The store associates were accessible and attentive despite a busy store. A question about shower curtain hooks led to a quick scan of the housewares section, and, when the hooks weren’t found, a few suggestions for alternative merchandise that could serve the same function. While their service was helpful, we thought that this was a missed opportunity since the associates could have used these interactions to educate shoppers on Muji’s values, such as environmental friendliness, quality, and innovative design.
What to Expect from Muji in Canada?
The ‘no brand’ movement among retailers is gaining momentum. Retailers like Abercrombie & Fitch have recently cut their logo from all merchandise sold in North America to capture consumers that increasingly prefer unbranded clothing. Millennial and Generation Z consumers are shifting their spending mindset from “what everyone has” to “what only I have” while demanding more quality and alignment with their personal values. And they are willing to pay for it.
Muji has a firm grasp of this shifting mindset and delivers on these core consumer needs. However, as much of the shopping demographic was East Asian, Muji Atrium’s high foot traffic came mainly from consumers already aware of the brand. To achieve long-term success in the prime Toronto Eaton Center and Bay Atrium area, Muji Atrium must attract and retain customers unfamiliar with the brand, especially given their proximity to popular competitors like Forever 21 and a comparatively small launch and marketing campaign.
Areas for Improvement
Retail Category Consultants recommend that Muji Atrium use their sales associates to educate customers on Muji’s brand values and why their products are different. Curious shoppers walk into the store from the street every day, but won’t make it past the sizeable women’s apparel section and into the rest of the store without Muji’s staff members telling them why they should make the trip through the crowd. At the same time, Muji should continue to optimize square footage and sales per square foot. This means that everything on the sales floor, from the traditional Japanese bed to air humidifier, should be available for purchase.
To increase loyalty, Muji Atrium should strengthen their engagement with consumers in-store and on social media. Their in-store workshop, for example, was a great event that engaged customers. Muji Atrium’s My Bags, which were handed out to the first 1,000 shoppers on opening day, was another example of in-store engagement, but they shouldn’t reserve the freebies only for special events. Engagement should be year-round and put the customer first. For example, instead of just apologizing to followers on Facebook for running out of stock during the busy holiday season, Muji should make it up to the customer by offering them a special discount or the ability to reserve items for pick-up once they replenish their stock.
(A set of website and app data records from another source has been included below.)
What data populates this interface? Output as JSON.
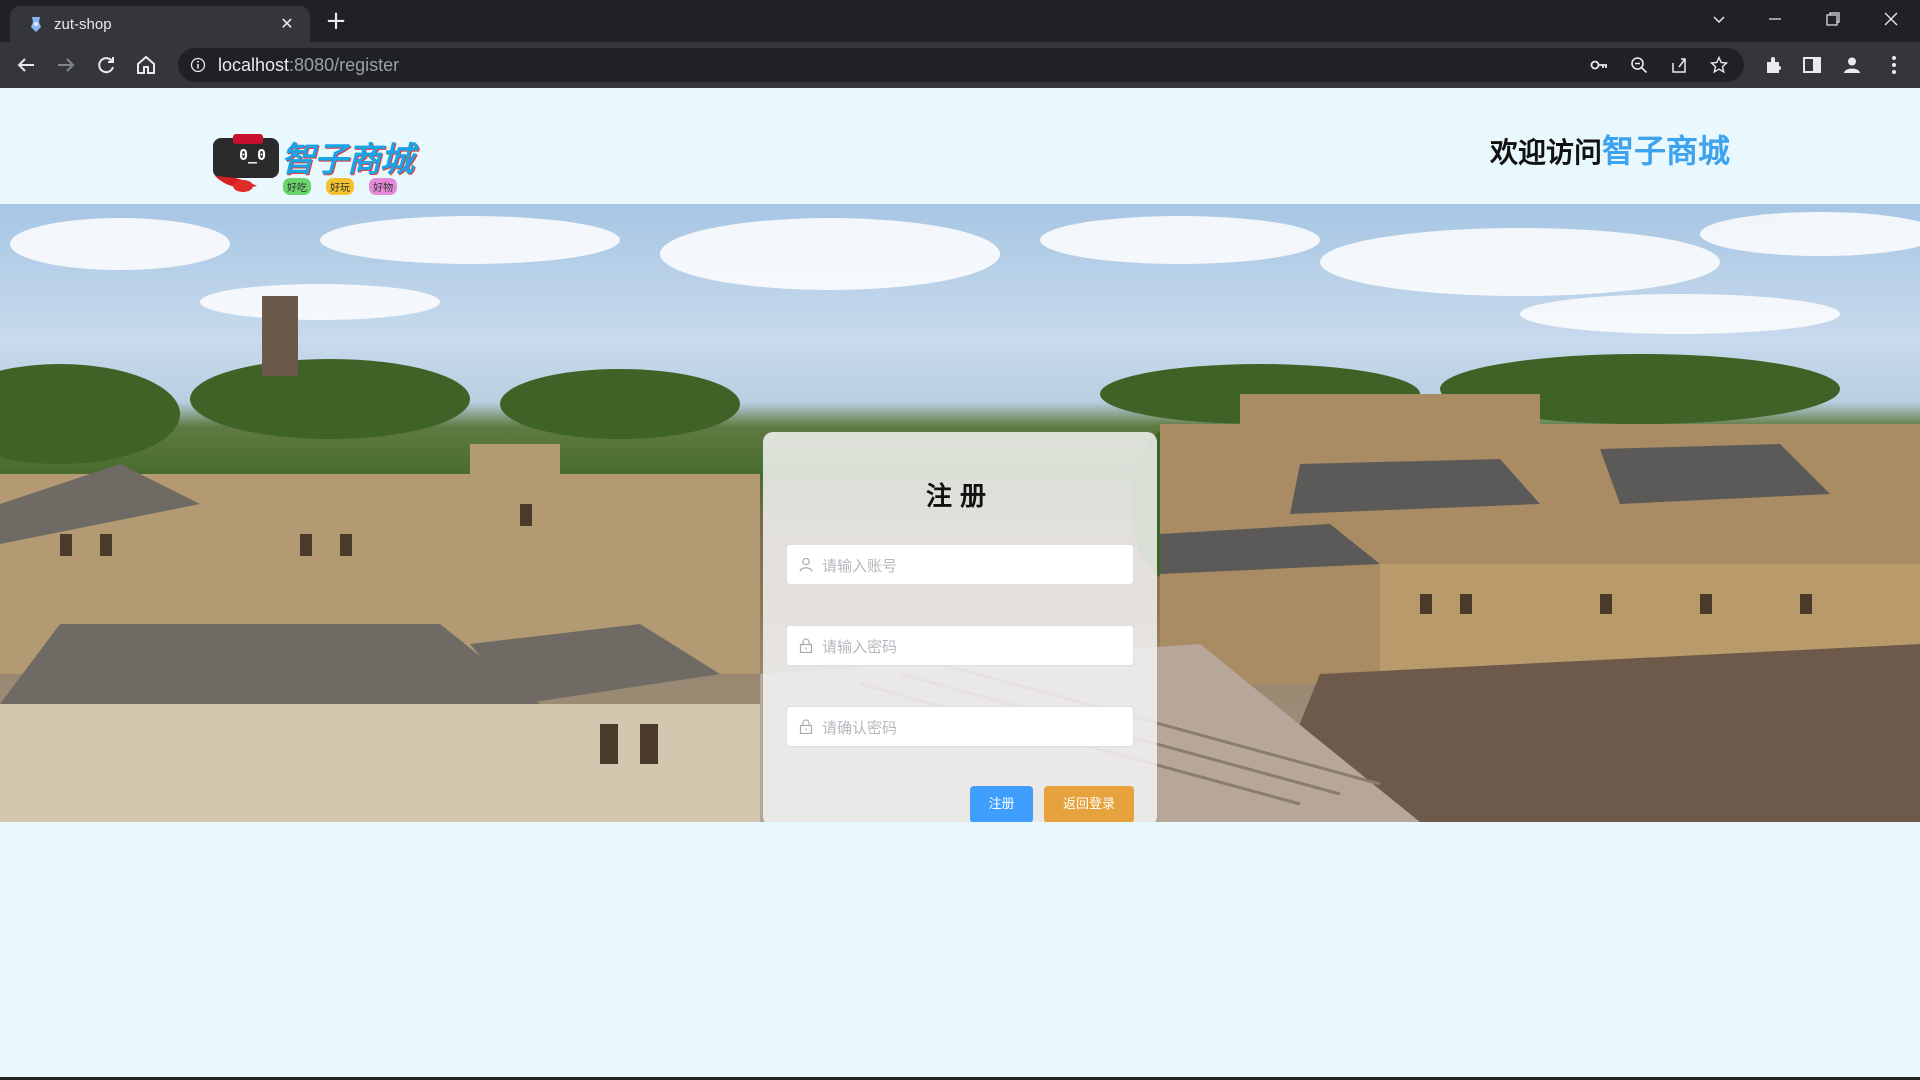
{
  "browser": {
    "tab_title": "zut-shop",
    "tab_close": "✕",
    "new_tab": "+",
    "url_host": "localhost",
    "url_rest": ":8080/register",
    "icons": [
      "back-icon",
      "forward-icon",
      "reload-icon",
      "home-icon",
      "site-info-icon",
      "key-icon",
      "zoom-icon",
      "share-icon",
      "bookmark-star-icon",
      "extensions-icon",
      "side-panel-icon",
      "profile-icon",
      "menu-icon"
    ]
  },
  "header": {
    "logo_text": "智子商城",
    "logo_tags": [
      "好吃",
      "好玩",
      "好物"
    ],
    "logo_face": "0_0",
    "welcome_prefix": "欢迎访问",
    "welcome_brand": "智子商城"
  },
  "register": {
    "title": "注册",
    "username_placeholder": "请输入账号",
    "password_placeholder": "请输入密码",
    "confirm_placeholder": "请确认密码",
    "register_label": "注册",
    "back_label": "返回登录"
  },
  "colors": {
    "page_bg": "#e8f8fd",
    "brand_blue": "#3ea3ee",
    "primary_button": "#409eff",
    "warning_button": "#e6a23c"
  }
}
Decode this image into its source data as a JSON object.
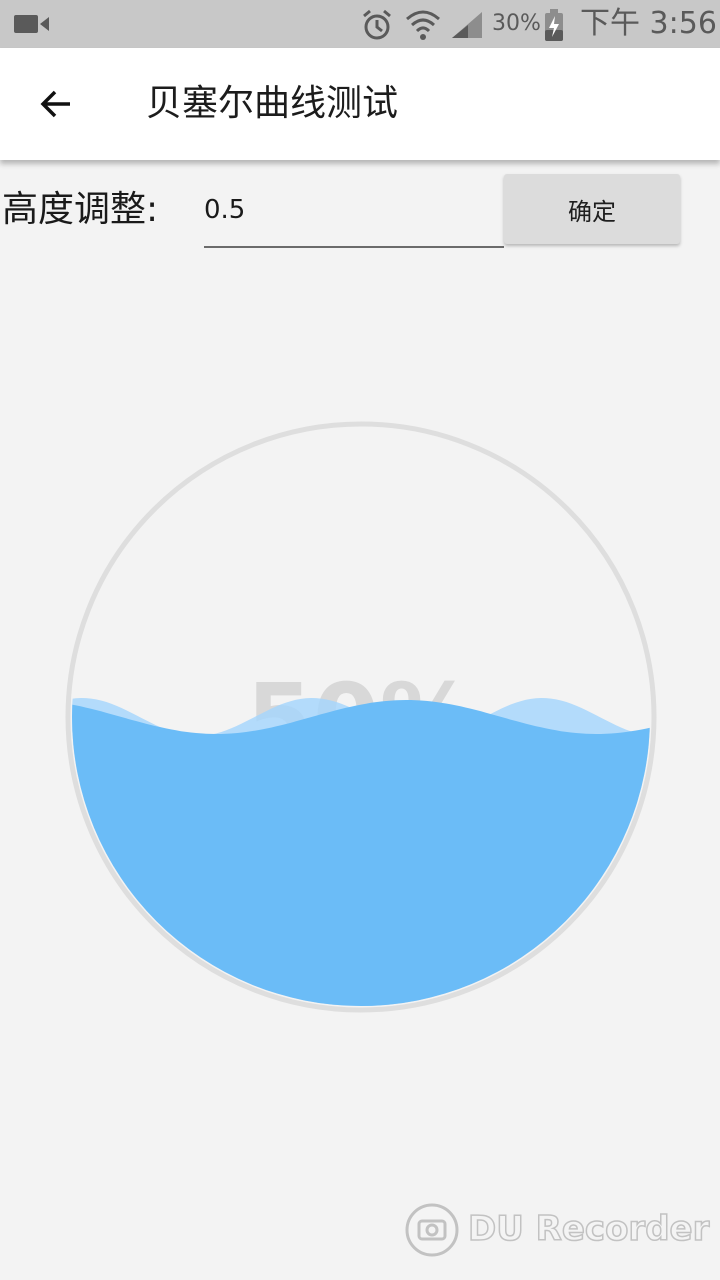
{
  "status_bar": {
    "battery_percent": "30%",
    "time": "下午 3:56",
    "icons": [
      "video-recorder-icon",
      "alarm-clock-icon",
      "wifi-icon",
      "cell-signal-icon",
      "battery-charging-icon"
    ]
  },
  "app_bar": {
    "back_icon": "arrow-left-icon",
    "title": "贝塞尔曲线测试"
  },
  "controls": {
    "height_label": "高度调整:",
    "height_value": "0.5",
    "confirm_label": "确定"
  },
  "wave_gauge": {
    "fill_level": 0.5,
    "percent_text": "50%",
    "colors": {
      "front_wave": "#6bbcf7",
      "back_wave": "#a7d6fb",
      "ring": "#dedede",
      "percent_text": "#b9b9b9"
    }
  },
  "watermark": {
    "icon": "screen-recorder-logo-icon",
    "text": "DU Recorder"
  }
}
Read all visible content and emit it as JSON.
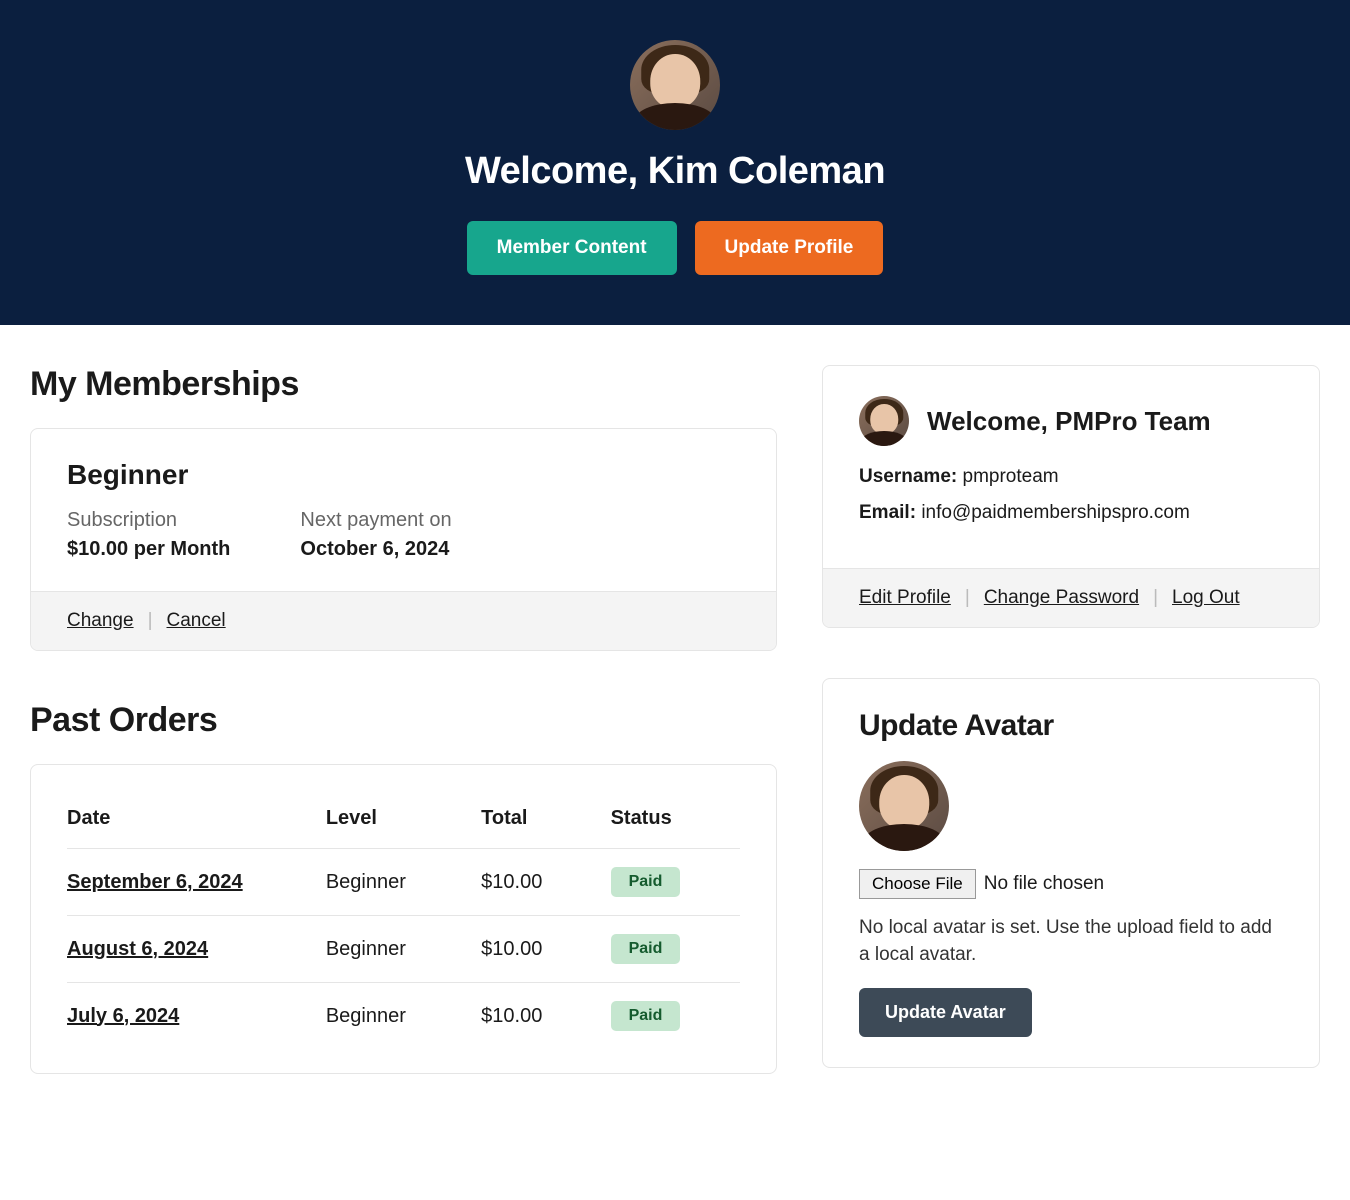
{
  "banner": {
    "welcome": "Welcome, Kim Coleman",
    "member_content_btn": "Member Content",
    "update_profile_btn": "Update Profile"
  },
  "memberships": {
    "heading": "My Memberships",
    "level_name": "Beginner",
    "subscription_label": "Subscription",
    "subscription_value": "$10.00 per Month",
    "next_payment_label": "Next payment on",
    "next_payment_value": "October 6, 2024",
    "change_link": "Change",
    "cancel_link": "Cancel"
  },
  "orders": {
    "heading": "Past Orders",
    "columns": {
      "date": "Date",
      "level": "Level",
      "total": "Total",
      "status": "Status"
    },
    "rows": [
      {
        "date": "September 6, 2024",
        "level": "Beginner",
        "total": "$10.00",
        "status": "Paid"
      },
      {
        "date": "August 6, 2024",
        "level": "Beginner",
        "total": "$10.00",
        "status": "Paid"
      },
      {
        "date": "July 6, 2024",
        "level": "Beginner",
        "total": "$10.00",
        "status": "Paid"
      }
    ]
  },
  "profile": {
    "welcome": "Welcome, PMPro Team",
    "username_label": "Username:",
    "username_value": "pmproteam",
    "email_label": "Email:",
    "email_value": "info@paidmembershipspro.com",
    "edit_link": "Edit Profile",
    "password_link": "Change Password",
    "logout_link": "Log Out"
  },
  "avatar": {
    "heading": "Update Avatar",
    "choose_file_btn": "Choose File",
    "no_file_text": "No file chosen",
    "note": "No local avatar is set. Use the upload field to add a local avatar.",
    "update_btn": "Update Avatar"
  }
}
They can also leverage social media and capitalize on refer-a-friend campaigns, since the store is filled with shoppers and friends that heard about the Muji brand through word-of-mouth. While their store is new, a strong start means a stronger race.
Muji’s appeal in Canada is off to a great start, but only time will tell if Muji has built a loyal community instead of shoppers only after the latest novelty.